  • New Lines: These are new products that often originate from significant research and development. This is the riskiest type of product line; however, they can offer high rewards.
  • Additions: This category includes new additions to the market of existing products. Often this results as a company enters an existing market.
  • Revised Products: These are lines including revised or upgraded products, such as a new generation of an existing line of products.
  • Repositioning: This takes currently existing products and repositions them for sale for a different purpose and target market.

Do All Companies Diversify?

No. Some companies choose never to diversify beyond one product line.

They instead focus all of their efforts on growing their share in one market.

An example of this is Roku, which though relatively new to the market, offers only one product line based on internet-connected media players for televisions.

What Is Product Filling?

Product filling is the process of adding additional items to a product line to fill in any market gaps which are losing a brand’s potential customers.

An example of this would be a cosmetic company with a line of adult lipstick and lip balms for adult women adding products targeted at young and teenage girls.

What Is a Product Line Pricing Strategy?

A product line pricing strategy divides lines of goods and services into distinct tiers of pricing in order to create distinct cost categories for consumers based on their budget.

A very common example of this is car manufacturers, who often provide distinct product lines based on price levels.

For example, Toyota Motor Corporation provides several low- and mid-priced models under the Toyota brand as well as high-priced options under the Lexus brand name.

By dividing its products under these distinct lines, the company is able to more effectively market its products to consumers with different budgets.

How Do You Do a Product Line?

Companies develop product lines based on the markets they operate in and their marketing strategies.

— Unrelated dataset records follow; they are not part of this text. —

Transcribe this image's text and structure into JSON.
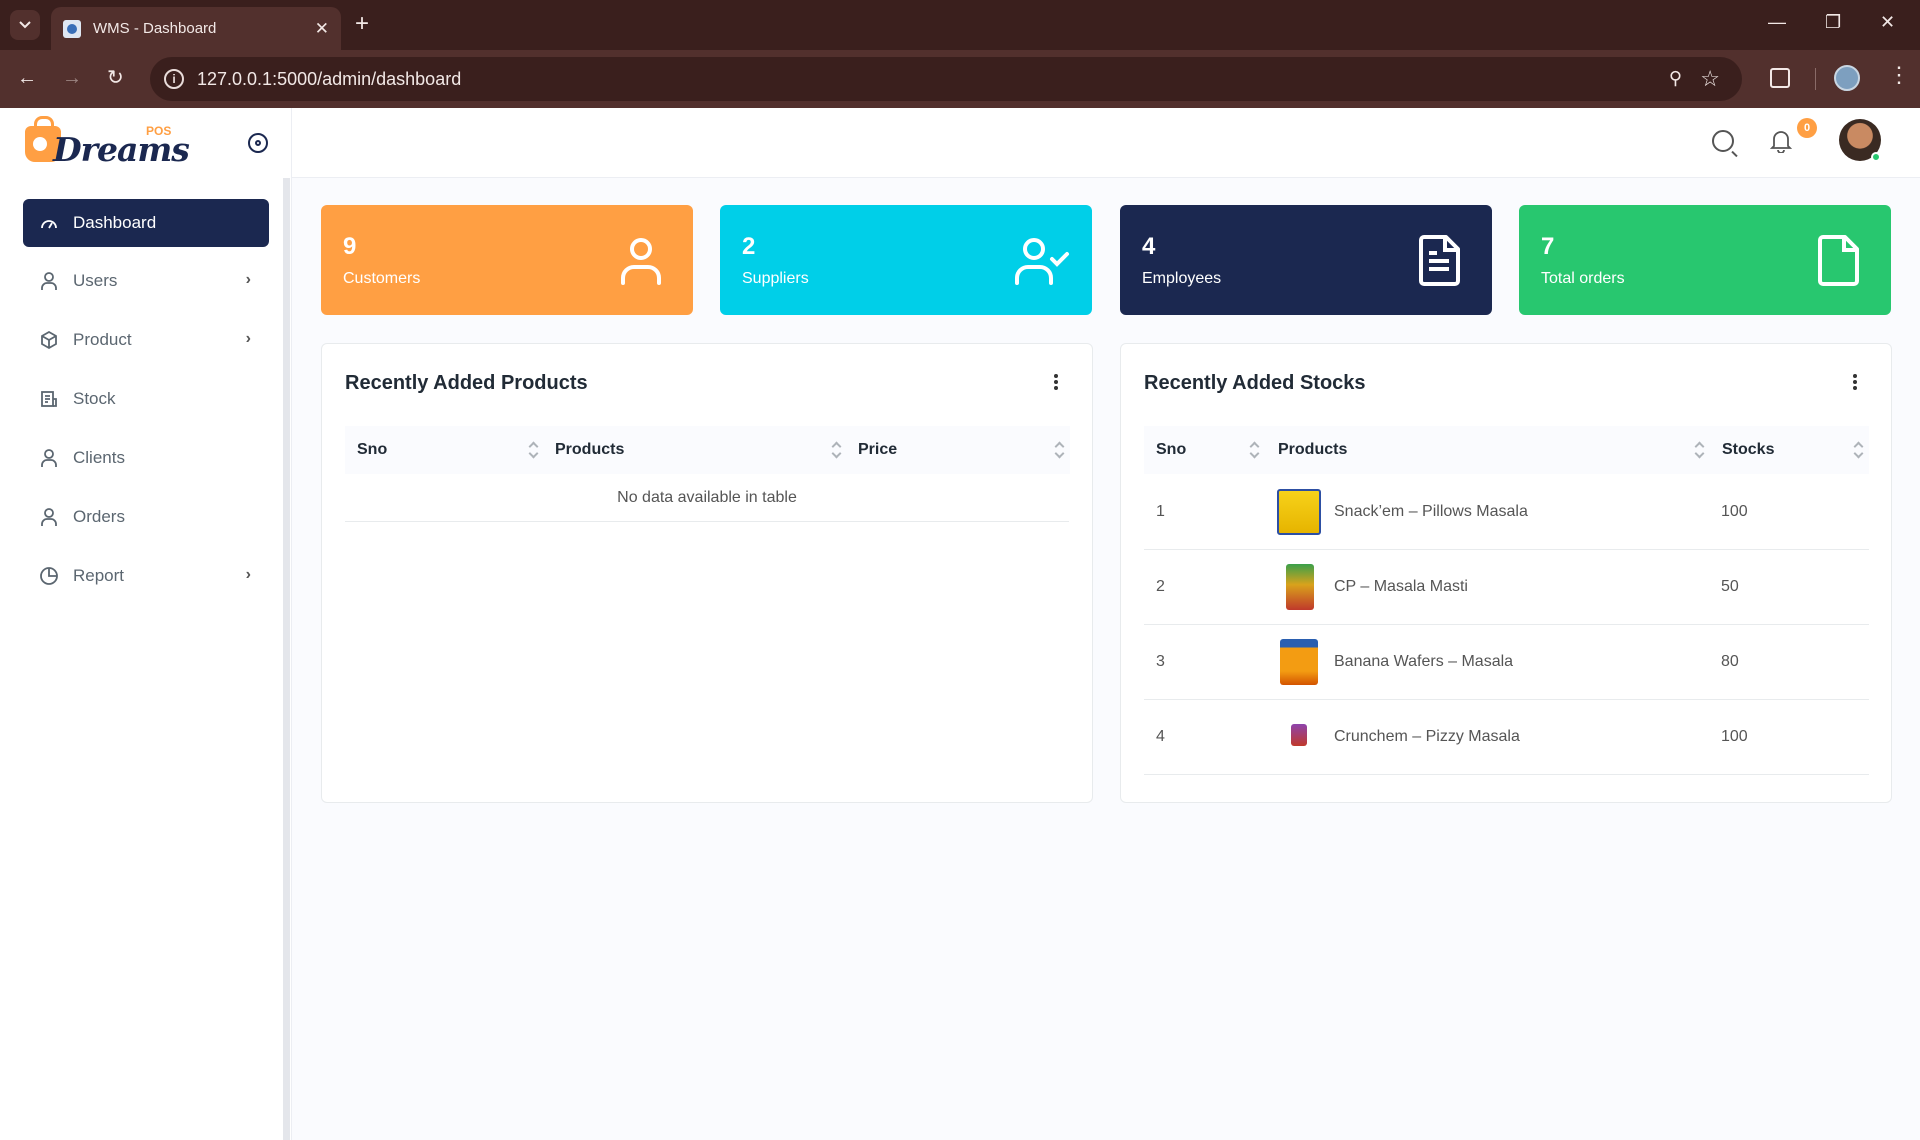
{
  "browser": {
    "tab_title": "WMS - Dashboard",
    "url": "127.0.0.1:5000/admin/dashboard"
  },
  "brand": {
    "name": "Dreams",
    "badge": "POS",
    "accent": "#ff9f43",
    "navy": "#1b2850"
  },
  "sidebar": {
    "items": [
      {
        "label": "Dashboard",
        "icon": "dashboard-icon",
        "active": true
      },
      {
        "label": "Users",
        "icon": "user-icon",
        "has_submenu": true
      },
      {
        "label": "Product",
        "icon": "box-icon",
        "has_submenu": true
      },
      {
        "label": "Stock",
        "icon": "stock-icon"
      },
      {
        "label": "Clients",
        "icon": "user-icon"
      },
      {
        "label": "Orders",
        "icon": "user-icon"
      },
      {
        "label": "Report",
        "icon": "pie-chart-icon",
        "has_submenu": true
      }
    ]
  },
  "header": {
    "notification_count": "0"
  },
  "stats": [
    {
      "value": "9",
      "label": "Customers",
      "color": "#ff9f43",
      "icon": "user-icon"
    },
    {
      "value": "2",
      "label": "Suppliers",
      "color": "#00cfe8",
      "icon": "user-check-icon"
    },
    {
      "value": "4",
      "label": "Employees",
      "color": "#1b2850",
      "icon": "file-text-icon"
    },
    {
      "value": "7",
      "label": "Total orders",
      "color": "#28c76f",
      "icon": "file-icon"
    }
  ],
  "products_panel": {
    "title": "Recently Added Products",
    "columns": [
      "Sno",
      "Products",
      "Price"
    ],
    "empty_message": "No data available in table"
  },
  "stocks_panel": {
    "title": "Recently Added Stocks",
    "columns": [
      "Sno",
      "Products",
      "Stocks"
    ],
    "rows": [
      {
        "sno": "1",
        "product": "Snack’em – Pillows Masala",
        "stock": "100"
      },
      {
        "sno": "2",
        "product": "CP – Masala Masti",
        "stock": "50"
      },
      {
        "sno": "3",
        "product": "Banana Wafers – Masala",
        "stock": "80"
      },
      {
        "sno": "4",
        "product": "Crunchem – Pizzy Masala",
        "stock": "100"
      }
    ]
  }
}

Product lines will often be brought to market based on the success of market testing, research and development, and other factors.

Many potential product lines will be rejected before being brought to market.

Key Takeaways

  • A product line refers to an array of related products, each sold under the same brand name.
  • Products within a product line may be related by functionality, price, geographic area, or target market.
  • A single company may offer many different product lines, and some companies can offer several hundred.
  • Companies often expand their product offerings by adding to an existing product line to benefit from consumers’ familiarity with the brand.

FundsNet requires Contributors, Writers and Authors to use Primary Sources to source and cite their work. These Sources include White Papers, Government Information & Data, Original Reporting and Interviews from Industry Experts. Reputable Publishers are also sourced and cited where appropriate. Learn more about the standards we follow in producing Accurate, Unbiased and Researched Content in our editorial policy.

  1. USC Marshall "Product, branding, and packaging decisions" Page 1 - 27. October 13, 2022

  2. Whatcom Community College "6.1 What Composes an Offering?" Page 1 . October 13, 2022